Debridement: In some cases, the OCD fragment is not viable or salvageable or it has failed previous fixation.  In these cases, the fragment can be removed. Amazingly, kids have such robust healing responses that they can regenerate cartilage in this area without the need for a graft.

Osteochondral Allograft (OCA):   In some cases, a graft is required to reconstruct the cartilage/bone unit that is injured.  The most successful technique for this is an Osteochondral Allograft. This is an established procedure with decades of success and can be a very long lasting and durable repair when needed.

Cartilage repair is one of the most challenging and nuanced repairs performed by orthopedic surgeons.  Dr. Vidal has extensive experience in the management of these injuries and in complex reconstructions.

How long does it take to recover from OCD treatment?

Depending on the severity of the child’s Osteochondritis Dissecans and the type of treatment plan, recovery times can vary between 3 months to a year.

Can my child return to competitive sports after JOCD treatment?

Treatment of OCD is more successful in children and adolescents than in adults.
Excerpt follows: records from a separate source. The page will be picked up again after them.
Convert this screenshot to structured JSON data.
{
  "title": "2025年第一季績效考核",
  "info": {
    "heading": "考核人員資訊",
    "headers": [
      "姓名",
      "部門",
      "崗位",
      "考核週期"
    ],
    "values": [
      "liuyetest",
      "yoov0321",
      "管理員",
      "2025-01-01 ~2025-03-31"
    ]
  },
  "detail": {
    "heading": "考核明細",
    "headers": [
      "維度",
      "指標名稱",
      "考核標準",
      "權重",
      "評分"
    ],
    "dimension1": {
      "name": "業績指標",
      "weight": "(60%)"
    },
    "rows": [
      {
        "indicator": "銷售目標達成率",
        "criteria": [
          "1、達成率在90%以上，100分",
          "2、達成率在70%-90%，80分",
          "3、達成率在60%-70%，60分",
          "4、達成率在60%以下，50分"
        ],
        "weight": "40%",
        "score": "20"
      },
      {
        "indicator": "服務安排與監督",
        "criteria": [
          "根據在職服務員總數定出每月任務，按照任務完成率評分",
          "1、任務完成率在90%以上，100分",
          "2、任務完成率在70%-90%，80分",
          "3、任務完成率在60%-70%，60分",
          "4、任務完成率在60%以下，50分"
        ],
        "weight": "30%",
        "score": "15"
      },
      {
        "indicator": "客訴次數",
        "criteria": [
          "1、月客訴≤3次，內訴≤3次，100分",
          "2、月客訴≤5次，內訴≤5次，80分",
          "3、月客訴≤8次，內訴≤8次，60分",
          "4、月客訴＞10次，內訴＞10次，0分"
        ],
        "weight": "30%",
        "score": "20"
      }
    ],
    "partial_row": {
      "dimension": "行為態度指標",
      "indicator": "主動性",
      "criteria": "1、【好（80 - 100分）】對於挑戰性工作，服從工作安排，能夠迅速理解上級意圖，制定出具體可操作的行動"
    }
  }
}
Depending on the severity of Osteochondritis Dissecans and the body’s healing capability, most children can return to the sport they love with Dr. Vidal’s help. Physical therapy and even body modification exercises to reduce the stress placed on the knee may be required. It is important to seek the help of a qualified pediatric orthopedic sports medicine team and articular cartilage expert for your child’s best possible outcome.

Osteochondritis Dissecans Surgeon

Osteochondritis dissecans is a condition that only affects patients which are still growing. This condition can cause the joints, especially the knee joint, to fail, so it is extremely important to see a professional if you believe your child is suffering from osteochondritis dissecans. Pediatric knee surgeon, Doctor Armando Vidal provides diagnosis as well as specialized treatment plans for young patients in Vail, Aspen, and the surrounding Denver, Colorado communities who are experiencing difficulty associated with osteochondritis dissecans. Contact Dr. Vidal’s team today!


The Steadman Clinic – Vail, CO
180 S Frontage Rd W
Vail, CO 81657

The Steadman Clinic – Frisco, CO
226 Lusher Court
Ste 101
Frisco, CO 80443

The Steadman Clinic – Edwards, CO
322 Beard Creek Road
Edwards, CO 81632


Office Hours
Monday-Friday: 8:00am – 5:00pm

Mailing Address
181 Meadow Dr, Suite 400
Vail, CO 81657

970-401-8940 Direct
970-476-1100 General Appointment Scheduling